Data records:
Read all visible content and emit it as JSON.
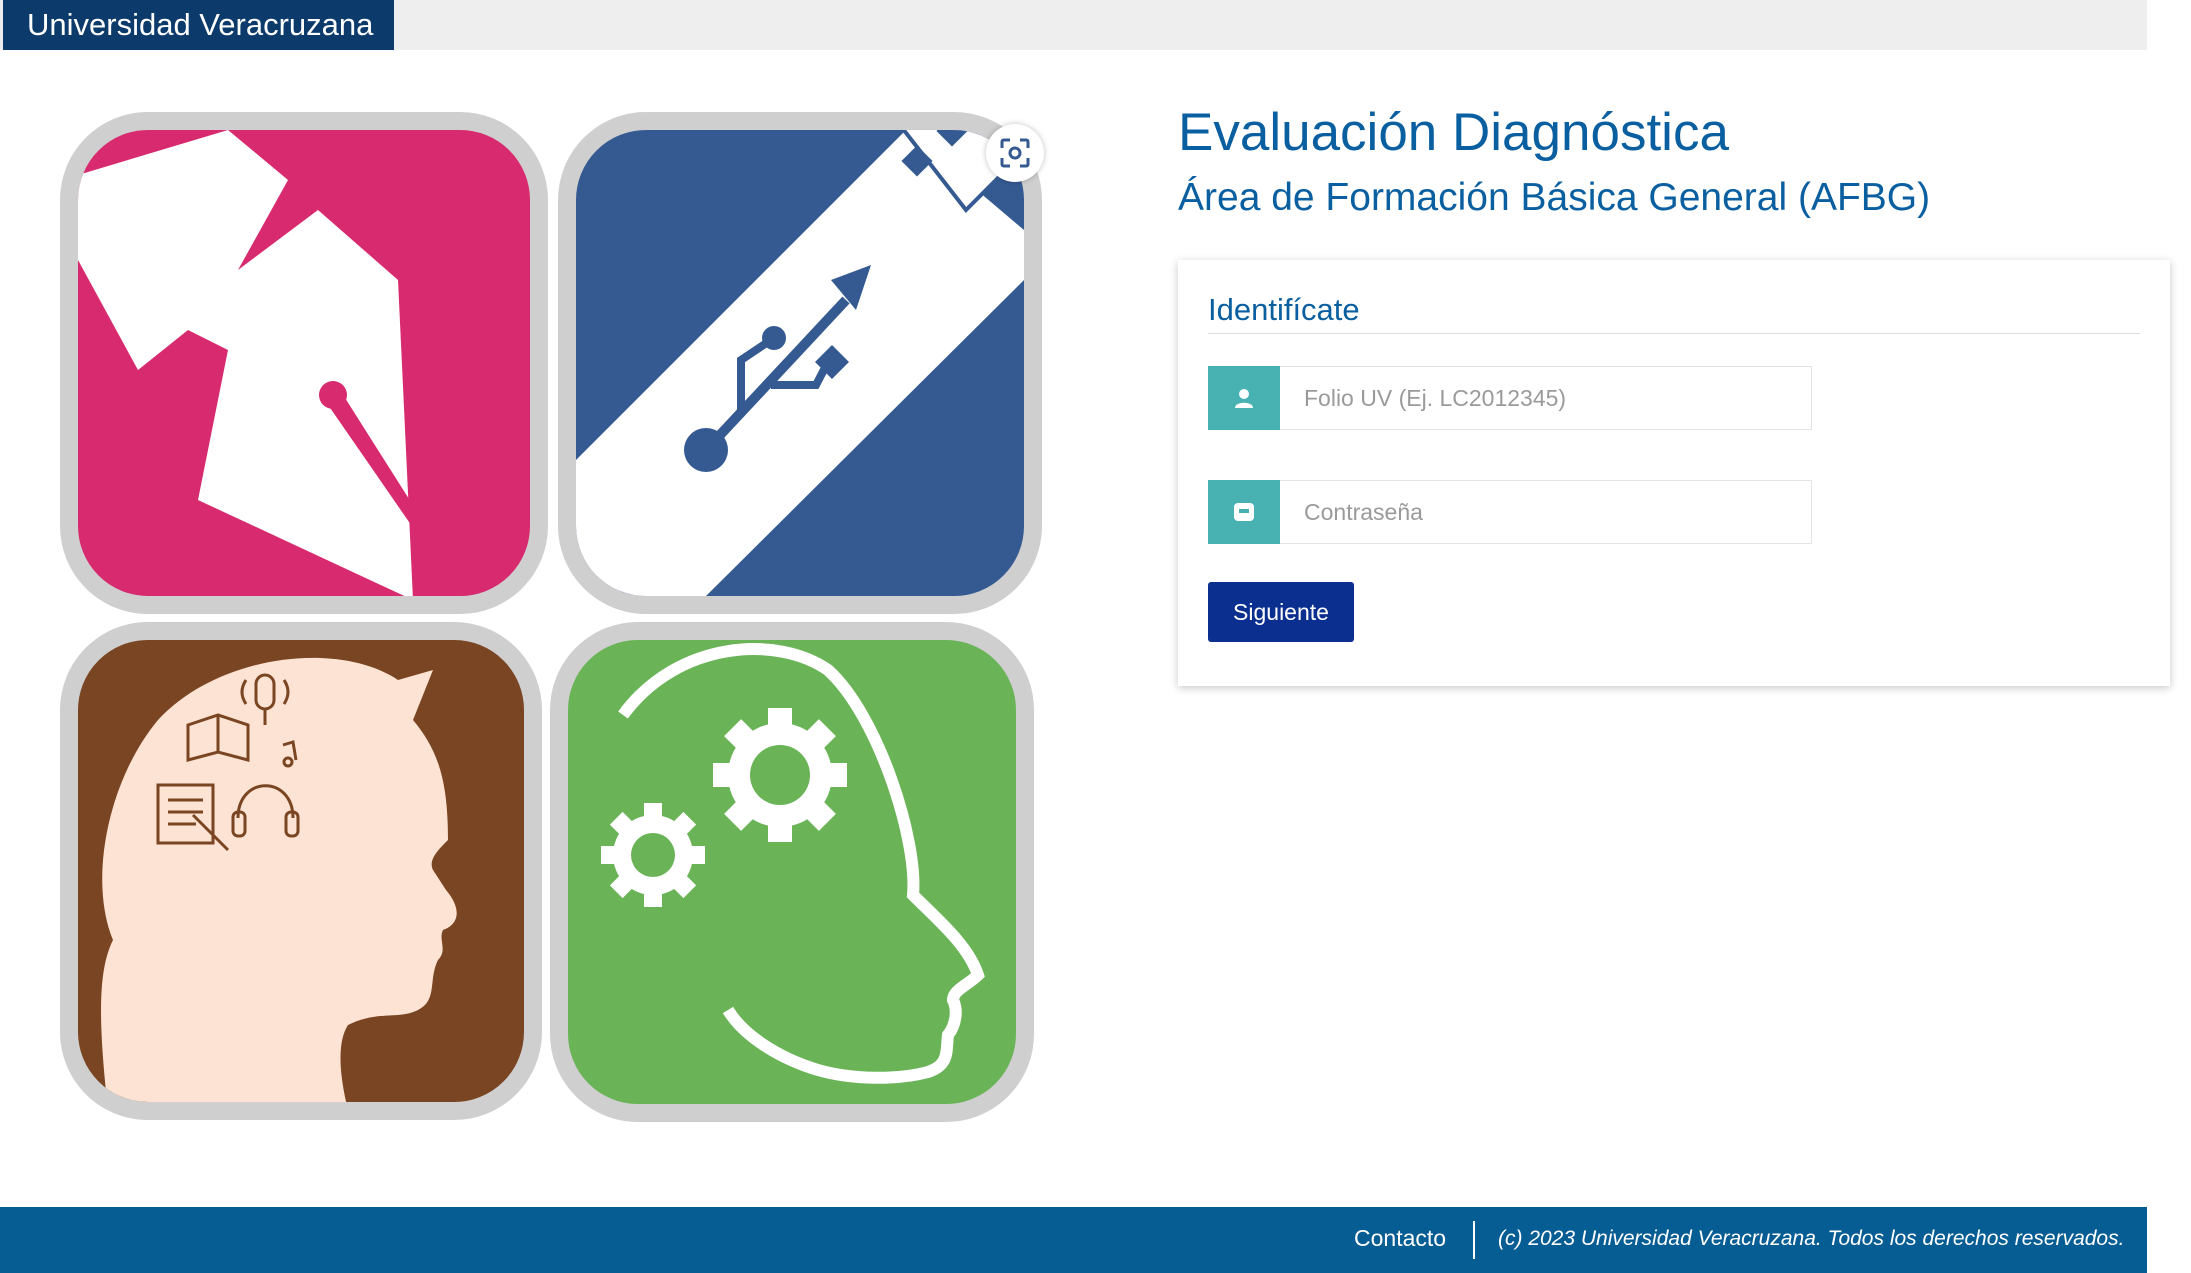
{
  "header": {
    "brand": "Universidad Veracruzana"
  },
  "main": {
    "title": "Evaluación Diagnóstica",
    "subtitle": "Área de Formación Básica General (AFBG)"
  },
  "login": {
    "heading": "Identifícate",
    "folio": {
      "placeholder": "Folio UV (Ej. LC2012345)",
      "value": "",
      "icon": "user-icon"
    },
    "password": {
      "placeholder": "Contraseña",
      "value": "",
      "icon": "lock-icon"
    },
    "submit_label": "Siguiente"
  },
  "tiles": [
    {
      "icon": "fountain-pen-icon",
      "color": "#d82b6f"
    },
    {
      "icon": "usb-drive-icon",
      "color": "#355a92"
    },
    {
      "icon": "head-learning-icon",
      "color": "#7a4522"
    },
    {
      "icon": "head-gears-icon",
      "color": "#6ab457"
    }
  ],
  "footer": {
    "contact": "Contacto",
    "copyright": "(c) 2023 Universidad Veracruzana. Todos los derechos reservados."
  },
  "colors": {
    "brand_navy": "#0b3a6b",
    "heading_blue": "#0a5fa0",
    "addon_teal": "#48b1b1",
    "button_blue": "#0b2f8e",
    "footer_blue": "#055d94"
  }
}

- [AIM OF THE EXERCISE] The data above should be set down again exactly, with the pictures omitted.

- [SOLUTION TO THE EXERCISE]
Read all visible content and emit it as JSON.
{
  "header": {
    "brand": "Universidad Veracruzana"
  },
  "main": {
    "title": "Evaluación Diagnóstica",
    "subtitle": "Área de Formación Básica General (AFBG)"
  },
  "login": {
    "heading": "Identifícate",
    "folio": {
      "placeholder": "Folio UV (Ej. LC2012345)",
      "value": "",
      "icon": "user-icon"
    },
    "password": {
      "placeholder": "Contraseña",
      "value": "",
      "icon": "lock-icon"
    },
    "submit_label": "Siguiente"
  },
  "tiles": [
    {
      "icon": "fountain-pen-icon",
      "color": "#d82b6f"
    },
    {
      "icon": "usb-drive-icon",
      "color": "#355a92"
    },
    {
      "icon": "head-learning-icon",
      "color": "#7a4522"
    },
    {
      "icon": "head-gears-icon",
      "color": "#6ab457"
    }
  ],
  "footer": {
    "contact": "Contacto",
    "copyright": "(c) 2023 Universidad Veracruzana. Todos los derechos reservados."
  },
  "colors": {
    "brand_navy": "#0b3a6b",
    "heading_blue": "#0a5fa0",
    "addon_teal": "#48b1b1",
    "button_blue": "#0b2f8e",
    "footer_blue": "#055d94"
  }
}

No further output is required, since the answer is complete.